About a year ago, this promising young actress publicly turned down the female lead for the 2001 tent-pole production "Pearl Harbor", citing her preference to do a smaller film called "Sweet November", which was going into production at the same time as the Jerry Bruckheimer blockbuster. Now that film has finally hit theaters, and unfortunately for the rising young actress, "Sweet November" leaves a terrible aftertaste-- I'm not sure what I found more annoying, the forced romance in the story, or the blatant Match.com product placements.
Based on the 1968 film of the same name, "Sweet November" is the story of a quirky and free-spirited San Franciscan named Sara Deever (Theron) who invites a different man to live with her every month in order to 'help' them-- 'long enough to be meaningful, but short enough to stay out of trouble'. Her latest challenge, Mr. November, is an egotistical, work-obsessed, and time-starved ad man named Nelson Moss (Keanu Reeves, seen recently in "The Gift"), who needs to be put in touch with his 'softer side'. If you saw last year's "The Family Man", nothing that happens in "Sweet November" should be a surprise. Nelson is at first unwilling to buy into Sara's new age 'voodoo', but over time, he learns to appreciate the simple and liberated life she leads, and eventually falls in love with her. Unfortunately, Nelson also uncovers a deep, dark secret underneath Sara's plucky and buoyant demeanor, and learns that his 'savior' is in need of some help herself.

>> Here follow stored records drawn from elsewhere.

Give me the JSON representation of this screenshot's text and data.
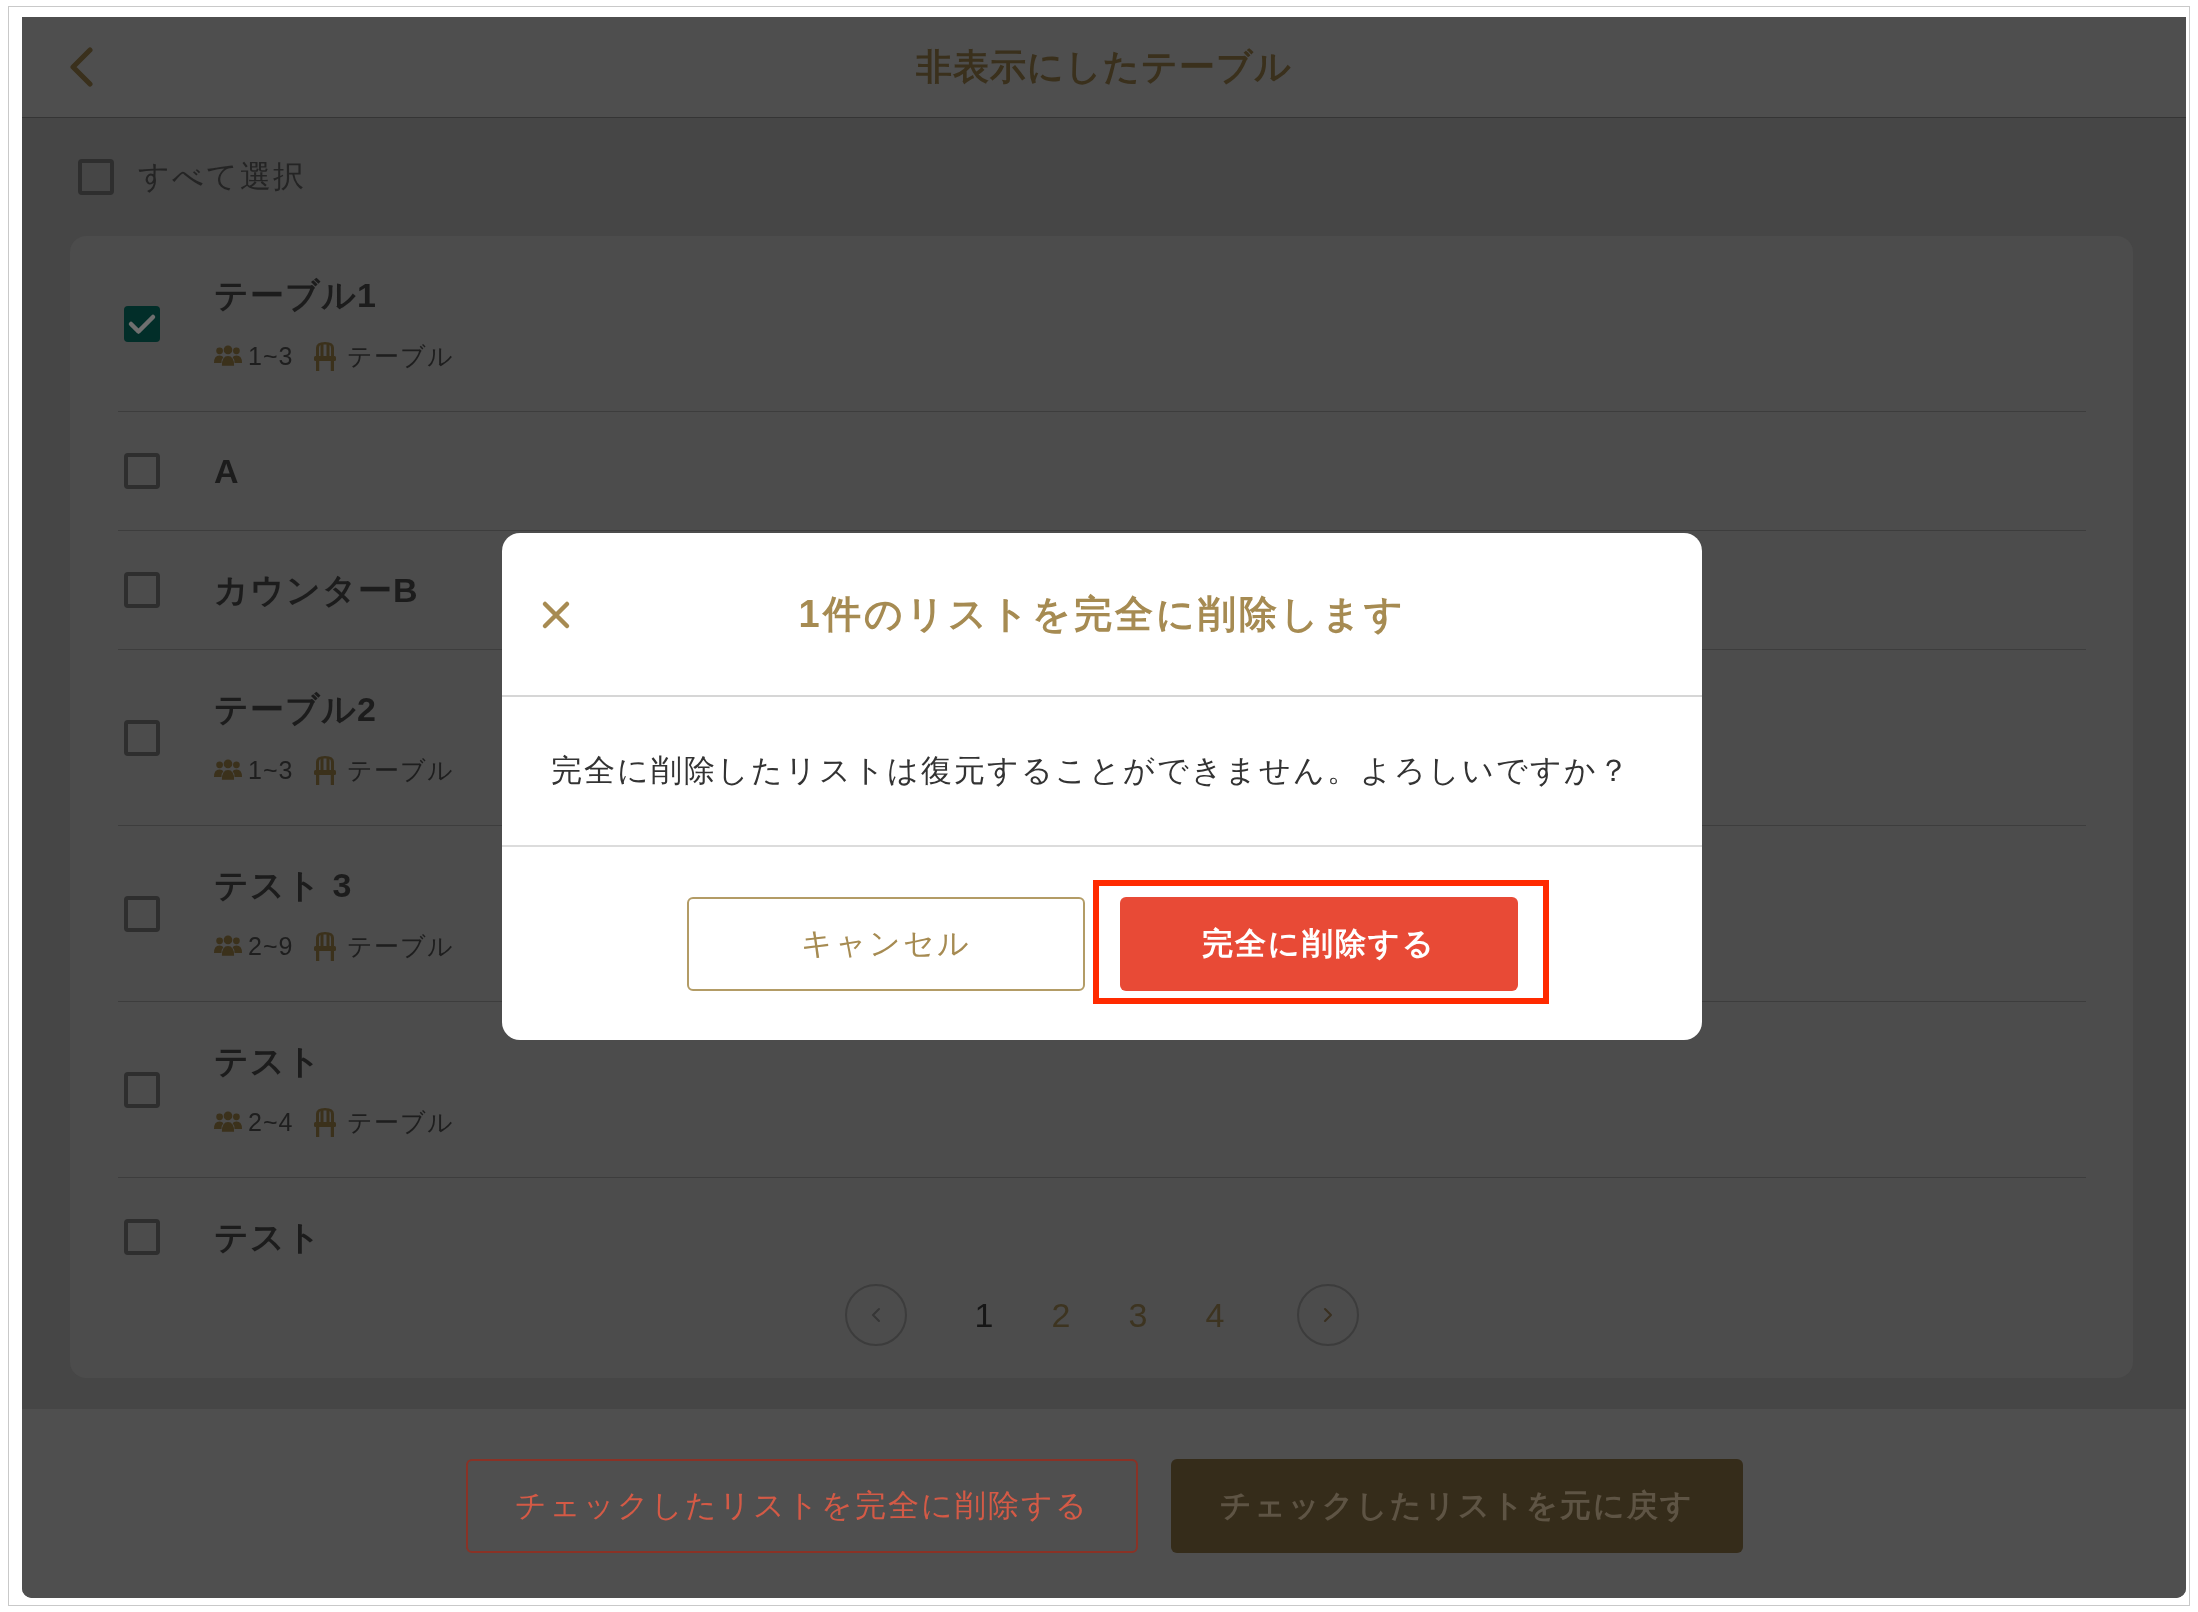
{
  "header": {
    "title": "非表示にしたテーブル"
  },
  "select_all": {
    "label": "すべて選択",
    "checked": false
  },
  "tables": [
    {
      "name": "テーブル1",
      "checked": true,
      "capacity": "1~3",
      "type": "テーブル"
    },
    {
      "name": "A",
      "checked": false
    },
    {
      "name": "カウンターB",
      "checked": false
    },
    {
      "name": "テーブル2",
      "checked": false,
      "capacity": "1~3",
      "type": "テーブル"
    },
    {
      "name": "テスト 3",
      "checked": false,
      "capacity": "2~9",
      "type": "テーブル"
    },
    {
      "name": "テスト",
      "checked": false,
      "capacity": "2~4",
      "type": "テーブル"
    },
    {
      "name": "テスト",
      "checked": false
    }
  ],
  "pagination": {
    "pages": [
      {
        "label": "1",
        "selected": true
      },
      {
        "label": "2",
        "selected": false
      },
      {
        "label": "3",
        "selected": false
      },
      {
        "label": "4",
        "selected": false
      }
    ]
  },
  "footer": {
    "buttons": [
      {
        "label": "チェックしたリストを完全に削除する",
        "kind": "outline"
      },
      {
        "label": "チェックしたリストを元に戻す",
        "kind": "filled"
      }
    ]
  },
  "dialog": {
    "title": "1件のリストを完全に削除します",
    "message": "完全に削除したリストは復元することができません。よろしいですか？",
    "buttons": [
      {
        "label": "キャンセル",
        "kind": "outline",
        "highlighted": false
      },
      {
        "label": "完全に削除する",
        "kind": "danger",
        "highlighted": true
      }
    ]
  }
}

Like the 1968 predecessor, the story of "Sweet November" is terribly contrived as it implausibly brings its two romantic leads together and then tries to ante the emotional quotient with a cliché plot twist straight out of "Autumn in New York". Like "The Wedding Planner", nothing that happens on the screen is believable, as the screenwriters had to dumb-down the characters, mix up their motivations, and twist the circumstances in order for the story to work. This 'artificial sweetness' is further exacerbated by the lack of chemistry between the two leads, as well as the limited dramatic range of Reeves, whose stilted and insincere line recitals border on the abrasive. And to add final insult to injury, after wasting the audience's time in an effort to sympathize with its synthetic personalities, the film comes to an abrupt and emotionally comatose ending.

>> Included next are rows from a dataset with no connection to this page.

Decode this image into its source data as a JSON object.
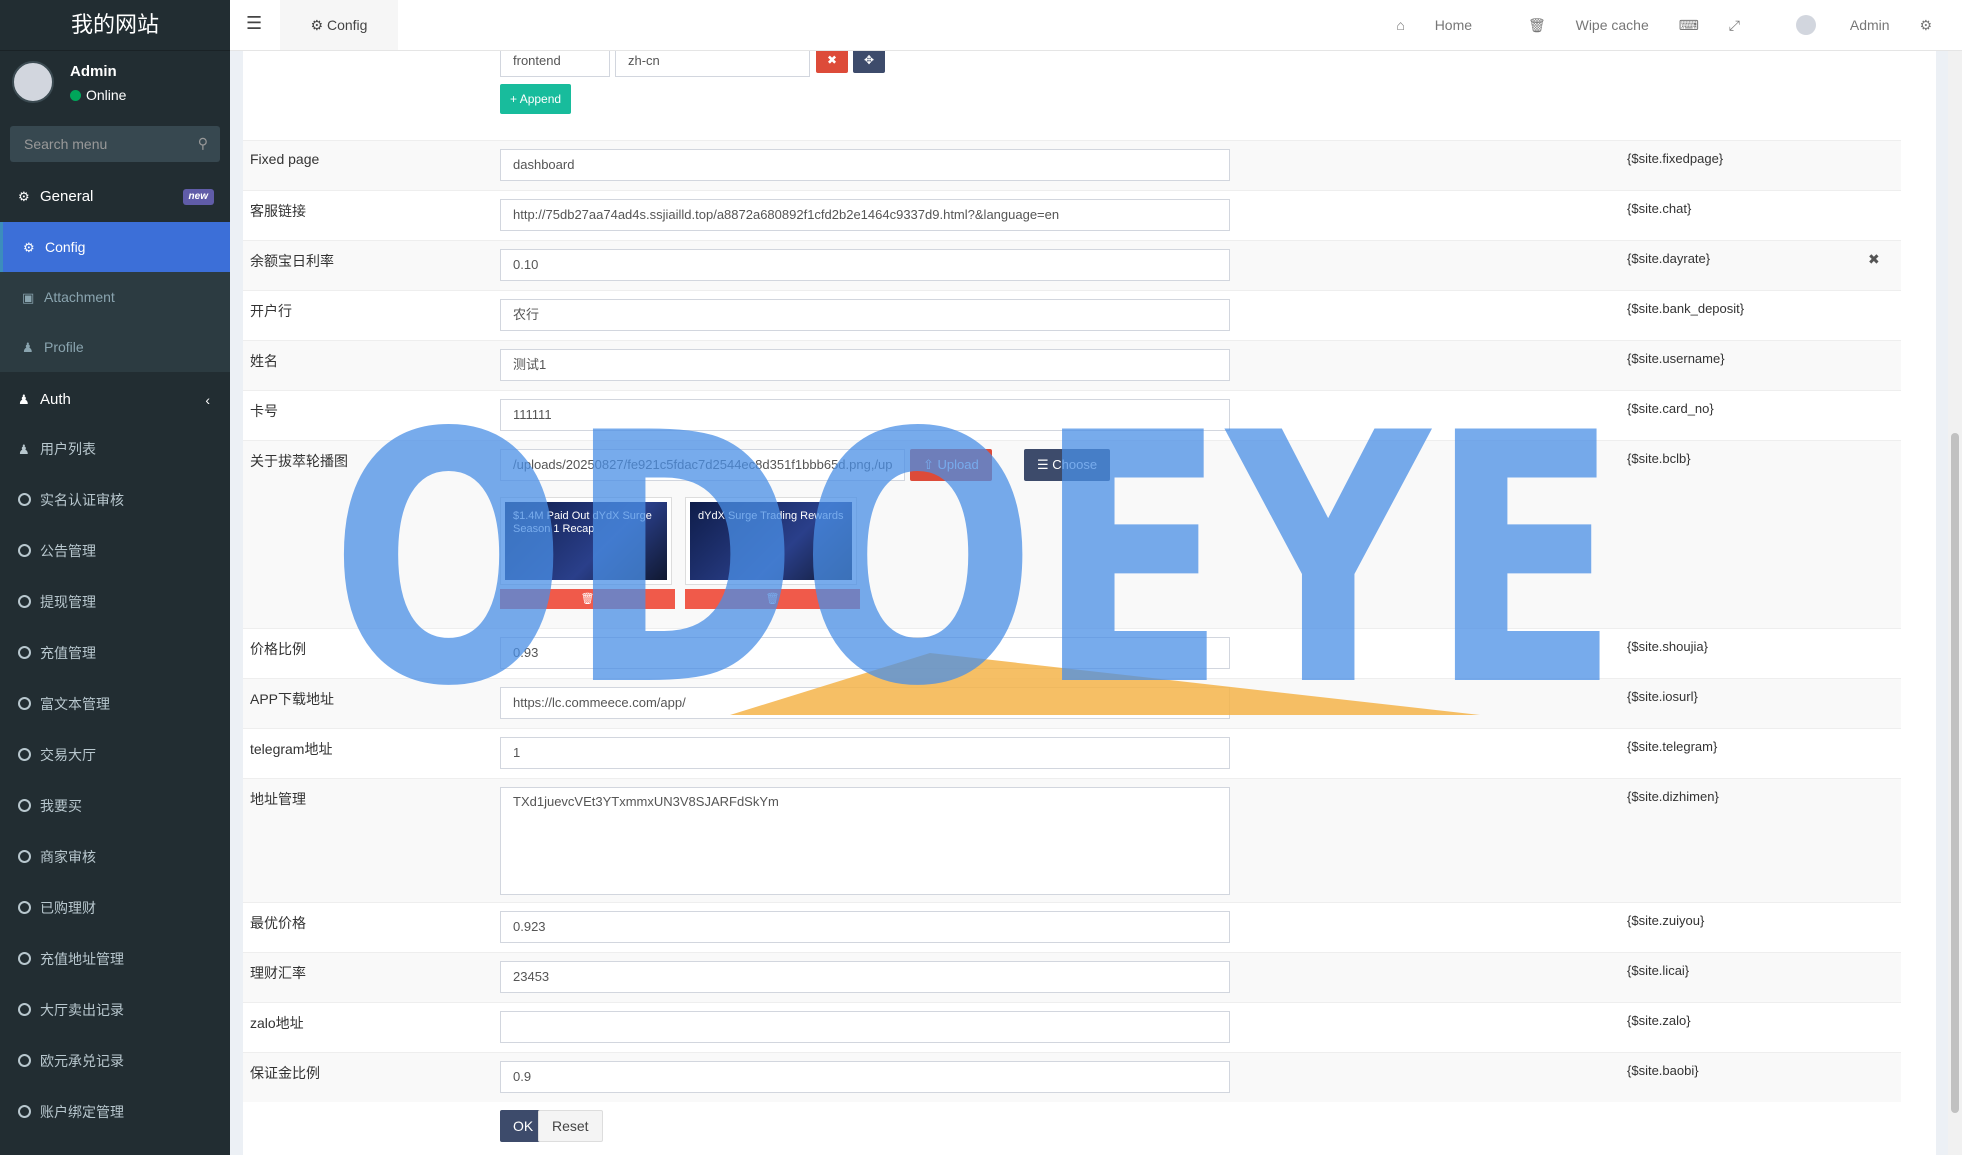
{
  "sidebar": {
    "logo": "我的网站",
    "user": {
      "name": "Admin",
      "status": "Online"
    },
    "search_placeholder": "Search menu",
    "general": {
      "label": "General",
      "badge": "new"
    },
    "general_items": [
      {
        "label": "Config",
        "icon": "gear-icon"
      },
      {
        "label": "Attachment",
        "icon": "image-icon"
      },
      {
        "label": "Profile",
        "icon": "user-icon"
      }
    ],
    "auth": {
      "label": "Auth"
    },
    "auth_items": [
      "用户列表",
      "实名认证审核",
      "公告管理",
      "提现管理",
      "充值管理",
      "富文本管理",
      "交易大厅",
      "我要买",
      "商家审核",
      "已购理财",
      "充值地址管理",
      "大厅卖出记录",
      "欧元承兑记录",
      "账户绑定管理"
    ]
  },
  "topbar": {
    "tab": "Config",
    "home": "Home",
    "wipe": "Wipe cache",
    "admin": "Admin"
  },
  "top_kv": {
    "key": "frontend",
    "value": "zh-cn",
    "append": "Append"
  },
  "rows": [
    {
      "label": "Fixed page",
      "value": "dashboard",
      "var": "{$site.fixedpage}"
    },
    {
      "label": "客服链接",
      "value": "http://75db27aa74ad4s.ssjiailld.top/a8872a680892f1cfd2b2e1464c9337d9.html?&language=en",
      "var": "{$site.chat}"
    },
    {
      "label": "余额宝日利率",
      "value": "0.10",
      "var": "{$site.dayrate}"
    },
    {
      "label": "开户行",
      "value": "农行",
      "var": "{$site.bank_deposit}"
    },
    {
      "label": "姓名",
      "value": "测试1",
      "var": "{$site.username}"
    },
    {
      "label": "卡号",
      "value": "111111",
      "var": "{$site.card_no}"
    },
    {
      "label": "关于拔萃轮播图",
      "value": "/uploads/20250827/fe921c5fdac7d2544ec8d351f1bbb65d.png,/up",
      "var": "{$site.bclb}"
    },
    {
      "label": "价格比例",
      "value": "0.93",
      "var": "{$site.shoujia}"
    },
    {
      "label": "APP下载地址",
      "value": "https://lc.commeece.com/app/",
      "var": "{$site.iosurl}"
    },
    {
      "label": "telegram地址",
      "value": "1",
      "var": "{$site.telegram}"
    },
    {
      "label": "地址管理",
      "value": "TXd1juevcVEt3YTxmmxUN3V8SJARFdSkYm",
      "var": "{$site.dizhimen}"
    },
    {
      "label": "最优价格",
      "value": "0.923",
      "var": "{$site.zuiyou}"
    },
    {
      "label": "理财汇率",
      "value": "23453",
      "var": "{$site.licai}"
    },
    {
      "label": "zalo地址",
      "value": "",
      "var": "{$site.zalo}"
    },
    {
      "label": "保证金比例",
      "value": "0.9",
      "var": "{$site.baobi}"
    }
  ],
  "upload": {
    "upload": "Upload",
    "choose": "Choose"
  },
  "thumbs": [
    {
      "text": "$1.4M Paid Out dYdX Surge Season 1 Recap"
    },
    {
      "text": "dYdX Surge Trading Rewards"
    }
  ],
  "buttons": {
    "ok": "OK",
    "reset": "Reset"
  },
  "watermark": "ODOEYE",
  "colors": {
    "sidebar_bg": "#222d32",
    "active": "#3c6fd8",
    "append": "#18bc9c",
    "danger": "#dd4b39",
    "primary": "#3d4b6b",
    "watermark": "#4a8fe6"
  }
}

Unfortunately, "Sweet November" is hardly the 'challenging' or 'memorable' film that Charlize Theron was hoping it would be. With its contrived plotting, lack of chemistry between Theron and her wooden-emoting co-star, and an emotionally-muted ending, "Sweet November" does little to remedy the February blahs. Though the caliber of "Pearl Harbor" remains to be seen, it's a shame that a promising actress such as Charlize Theron chose the lackluster over the blockbuster, thereby joining the ranks of other actors who passed on potential star opportunities, such as Tom Selleck (who turned down the role of Indiana Jones), Winona Ryder (who turned down the Viola role in "Shakespeare in Love"), and Gwyneth Paltrow (who turned down the Rose role in "Titanic").